Globally, dengue kills around 100 people every day. While the world’s media focuses on combatting coronavirus, we must ensure the lack of attention doesn’t allow dengue to win through. If you live in one of the more than 125 at-risk countries, there are simple steps you can take to help protect your home and your family against the virus. Before we look at those, let’s start by quickly reminding ourselves how Aedes mosquitoes live and breed, and how the dengue virus spreads.
Aedes aegypti mosquitoes – the primary dengue vector – live inside and outside the home. Their favourite breeding ground is containers with clear, stagnant water, such as old tyres, empty food cans, flower pots, plastic bottles or jars that collect rainwater. They lay their eggs in these. It then takes just eight days for the egg to hatch and the larvae to transform through the pupae stage to an adult mosquito.
You can catch dengue if an infected mosquito bites you. A mosquito becomes infected with dengue by biting an infected person. The parasite develops inside the mosquito during the next five to ten days. An infected mosquito can then pass the virus onto any person it bites. Aedes aegypti mosquitoes bite throughout the day, especially during early morning and late afternoon.
The most effective way to prevent dengue spreading is, therefore, to avoid mosquito bites and to stop mosquitoes breeding. These simple steps will help:
- Cover bare skin with loose clothing; mosquitoes can bite through tight-fitting clothes. Long sleeves, long pants, closed shoes and hats are ideal.
- Use insect repellants containing DEET, following the instructions on the label. Apply 30 minutes after sunscreen. Reapply after swimming or if you’re sweating a lot.
- Sleep under a mosquito net, ideally one that has been treated with insecticide.
- Fit fly screens on windows. And if you have an air-conditioner, use it instead of opening windows and doors.
- Use mosquito coils or electric insecticide vaporisers to kill any mosquitoes that do get inside. Always follow product instructions.
- Drain away standing water in containers such as buckets, tyres, bottles, jars and cans. Destroy and dispose of them if possible.
- Change the water in pet dishes, birdbaths, flowerpots and vases every day. Wash the containers out weekly with a brush or sponge to remove any mosquito eggs.
- Cover large cisterns and containers with a tight lid. If they don’t have a lid, cover with a mesh that has holes smaller than an adult mosquito.
- Put small fish, such as guppies, in large vessels with standing water that are difficult to drain; they like to eat mosquito larvae.

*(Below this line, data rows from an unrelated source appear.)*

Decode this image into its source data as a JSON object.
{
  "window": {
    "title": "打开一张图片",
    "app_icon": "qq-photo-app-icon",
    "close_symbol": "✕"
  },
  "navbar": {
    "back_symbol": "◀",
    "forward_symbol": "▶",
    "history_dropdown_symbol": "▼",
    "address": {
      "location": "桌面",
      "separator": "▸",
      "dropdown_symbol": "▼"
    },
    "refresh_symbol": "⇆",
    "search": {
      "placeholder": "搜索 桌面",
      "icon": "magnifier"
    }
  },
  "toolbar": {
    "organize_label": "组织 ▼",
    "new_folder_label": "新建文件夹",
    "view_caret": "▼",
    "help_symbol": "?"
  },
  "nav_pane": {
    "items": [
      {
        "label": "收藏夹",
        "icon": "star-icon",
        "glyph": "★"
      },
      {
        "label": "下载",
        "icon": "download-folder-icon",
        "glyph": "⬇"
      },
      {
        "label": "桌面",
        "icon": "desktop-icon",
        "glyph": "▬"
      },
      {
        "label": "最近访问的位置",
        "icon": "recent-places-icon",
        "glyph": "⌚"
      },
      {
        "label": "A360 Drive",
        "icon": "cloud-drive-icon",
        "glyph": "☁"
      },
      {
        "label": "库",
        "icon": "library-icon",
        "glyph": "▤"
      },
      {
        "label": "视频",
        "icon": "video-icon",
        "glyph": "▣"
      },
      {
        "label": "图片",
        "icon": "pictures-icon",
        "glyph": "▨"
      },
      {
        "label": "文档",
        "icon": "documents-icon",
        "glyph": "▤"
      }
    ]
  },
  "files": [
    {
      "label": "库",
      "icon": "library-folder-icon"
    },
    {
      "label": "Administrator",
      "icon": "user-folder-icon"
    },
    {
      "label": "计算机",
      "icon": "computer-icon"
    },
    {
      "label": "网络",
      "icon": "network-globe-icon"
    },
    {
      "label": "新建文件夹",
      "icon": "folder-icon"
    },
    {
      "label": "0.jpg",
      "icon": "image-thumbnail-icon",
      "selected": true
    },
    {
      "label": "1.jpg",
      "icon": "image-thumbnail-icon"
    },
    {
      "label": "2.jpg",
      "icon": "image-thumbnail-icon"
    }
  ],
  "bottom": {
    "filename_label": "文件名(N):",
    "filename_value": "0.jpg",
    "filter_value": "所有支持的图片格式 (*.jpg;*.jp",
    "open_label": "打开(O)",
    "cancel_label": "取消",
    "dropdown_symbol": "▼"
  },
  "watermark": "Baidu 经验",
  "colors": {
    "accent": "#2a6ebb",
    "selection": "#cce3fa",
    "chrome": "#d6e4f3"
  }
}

- If you get a fever, rest in a screened or air-conditioned room, or under a bed net. If you get bitten by a mosquito, you could pass your dengue on.
Do Aedes mosquitoes live in your neighbourhood? What are you doing to keep them at bay? How are you protecting yourself and your family from dengue?